Problem to solve:
Restate the records in full and exactly, with no images included.

Input data:
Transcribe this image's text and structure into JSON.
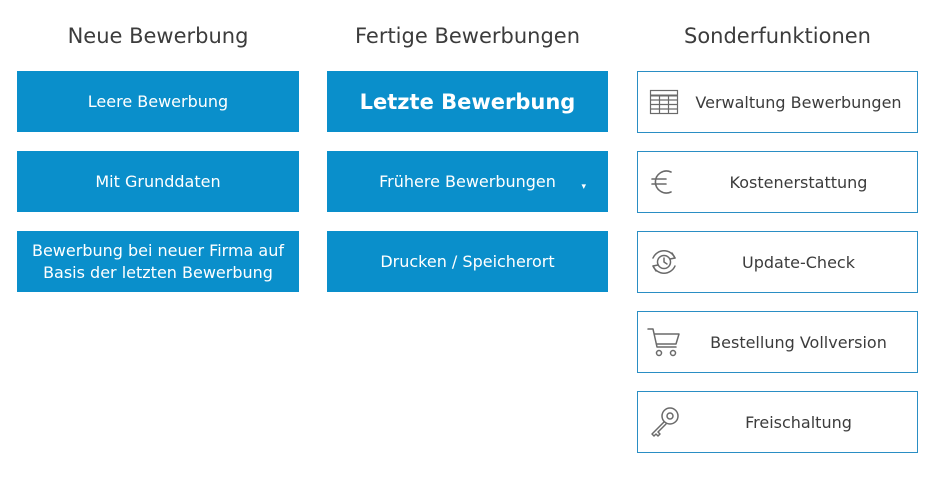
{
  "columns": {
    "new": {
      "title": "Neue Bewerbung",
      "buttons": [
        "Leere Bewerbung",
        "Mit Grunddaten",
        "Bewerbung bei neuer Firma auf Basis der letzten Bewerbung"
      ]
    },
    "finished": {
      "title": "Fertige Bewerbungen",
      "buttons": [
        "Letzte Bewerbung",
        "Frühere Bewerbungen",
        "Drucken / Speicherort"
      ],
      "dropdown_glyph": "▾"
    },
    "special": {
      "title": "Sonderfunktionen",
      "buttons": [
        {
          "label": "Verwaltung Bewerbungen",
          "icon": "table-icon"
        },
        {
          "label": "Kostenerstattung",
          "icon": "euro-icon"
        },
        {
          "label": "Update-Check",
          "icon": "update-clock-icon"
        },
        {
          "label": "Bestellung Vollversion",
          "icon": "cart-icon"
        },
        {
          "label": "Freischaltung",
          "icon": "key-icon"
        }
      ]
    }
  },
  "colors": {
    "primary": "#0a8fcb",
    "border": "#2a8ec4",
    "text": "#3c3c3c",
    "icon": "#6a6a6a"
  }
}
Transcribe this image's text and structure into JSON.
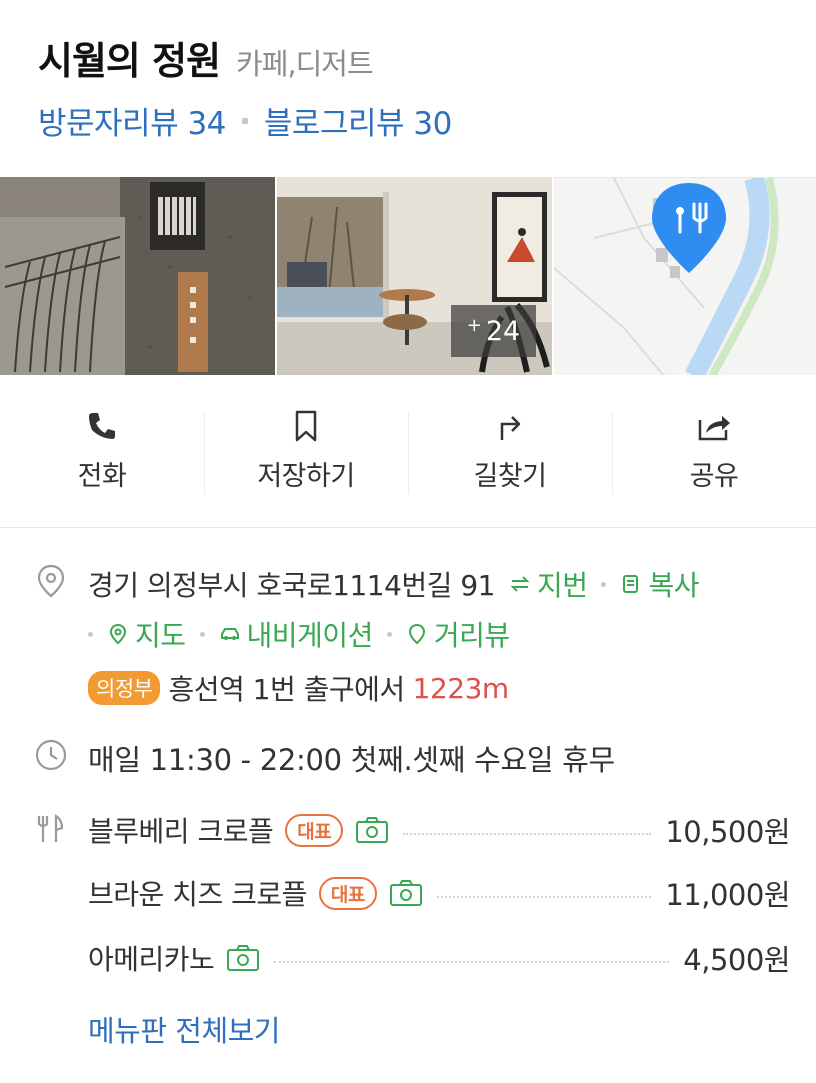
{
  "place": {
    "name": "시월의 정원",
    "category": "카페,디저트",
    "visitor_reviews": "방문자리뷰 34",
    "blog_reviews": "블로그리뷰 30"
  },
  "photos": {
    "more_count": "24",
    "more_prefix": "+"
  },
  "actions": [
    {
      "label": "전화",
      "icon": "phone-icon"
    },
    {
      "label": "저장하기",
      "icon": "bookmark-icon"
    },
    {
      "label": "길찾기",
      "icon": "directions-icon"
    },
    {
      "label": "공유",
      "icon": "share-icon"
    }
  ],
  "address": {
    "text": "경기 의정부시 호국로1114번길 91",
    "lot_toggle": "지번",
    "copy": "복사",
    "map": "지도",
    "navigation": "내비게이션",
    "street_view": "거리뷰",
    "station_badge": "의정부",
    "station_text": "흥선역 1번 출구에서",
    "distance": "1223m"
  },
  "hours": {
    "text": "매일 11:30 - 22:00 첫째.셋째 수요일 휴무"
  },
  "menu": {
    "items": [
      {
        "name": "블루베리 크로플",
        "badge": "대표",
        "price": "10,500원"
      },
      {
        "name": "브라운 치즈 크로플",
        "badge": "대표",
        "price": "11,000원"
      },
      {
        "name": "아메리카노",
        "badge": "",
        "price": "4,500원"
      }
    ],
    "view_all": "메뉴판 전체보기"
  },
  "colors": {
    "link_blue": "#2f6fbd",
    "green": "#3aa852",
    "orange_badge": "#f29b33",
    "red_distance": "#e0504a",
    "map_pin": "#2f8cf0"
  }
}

Answer to the problem:
Transcribe this image's text and structure into JSON.
{
  "columns": {
    "new": {
      "title": "Neue Bewerbung",
      "buttons": [
        "Leere Bewerbung",
        "Mit Grunddaten",
        "Bewerbung bei neuer Firma auf Basis der letzten Bewerbung"
      ]
    },
    "finished": {
      "title": "Fertige Bewerbungen",
      "buttons": [
        "Letzte Bewerbung",
        "Frühere Bewerbungen",
        "Drucken / Speicherort"
      ],
      "dropdown_glyph": "▾"
    },
    "special": {
      "title": "Sonderfunktionen",
      "buttons": [
        {
          "label": "Verwaltung Bewerbungen",
          "icon": "table-icon"
        },
        {
          "label": "Kostenerstattung",
          "icon": "euro-icon"
        },
        {
          "label": "Update-Check",
          "icon": "update-clock-icon"
        },
        {
          "label": "Bestellung Vollversion",
          "icon": "cart-icon"
        },
        {
          "label": "Freischaltung",
          "icon": "key-icon"
        }
      ]
    }
  },
  "colors": {
    "primary": "#0a8fcb",
    "border": "#2a8ec4",
    "text": "#3c3c3c",
    "icon": "#6a6a6a"
  }
}
Transcribe this image's text and structure into JSON.
{
  "place": {
    "name": "시월의 정원",
    "category": "카페,디저트",
    "visitor_reviews": "방문자리뷰 34",
    "blog_reviews": "블로그리뷰 30"
  },
  "photos": {
    "more_count": "24",
    "more_prefix": "+"
  },
  "actions": [
    {
      "label": "전화",
      "icon": "phone-icon"
    },
    {
      "label": "저장하기",
      "icon": "bookmark-icon"
    },
    {
      "label": "길찾기",
      "icon": "directions-icon"
    },
    {
      "label": "공유",
      "icon": "share-icon"
    }
  ],
  "address": {
    "text": "경기 의정부시 호국로1114번길 91",
    "lot_toggle": "지번",
    "copy": "복사",
    "map": "지도",
    "navigation": "내비게이션",
    "street_view": "거리뷰",
    "station_badge": "의정부",
    "station_text": "흥선역 1번 출구에서",
    "distance": "1223m"
  },
  "hours": {
    "text": "매일 11:30 - 22:00 첫째.셋째 수요일 휴무"
  },
  "menu": {
    "items": [
      {
        "name": "블루베리 크로플",
        "badge": "대표",
        "price": "10,500원"
      },
      {
        "name": "브라운 치즈 크로플",
        "badge": "대표",
        "price": "11,000원"
      },
      {
        "name": "아메리카노",
        "badge": "",
        "price": "4,500원"
      }
    ],
    "view_all": "메뉴판 전체보기"
  },
  "colors": {
    "link_blue": "#2f6fbd",
    "green": "#3aa852",
    "orange_badge": "#f29b33",
    "red_distance": "#e0504a",
    "map_pin": "#2f8cf0"
  }
}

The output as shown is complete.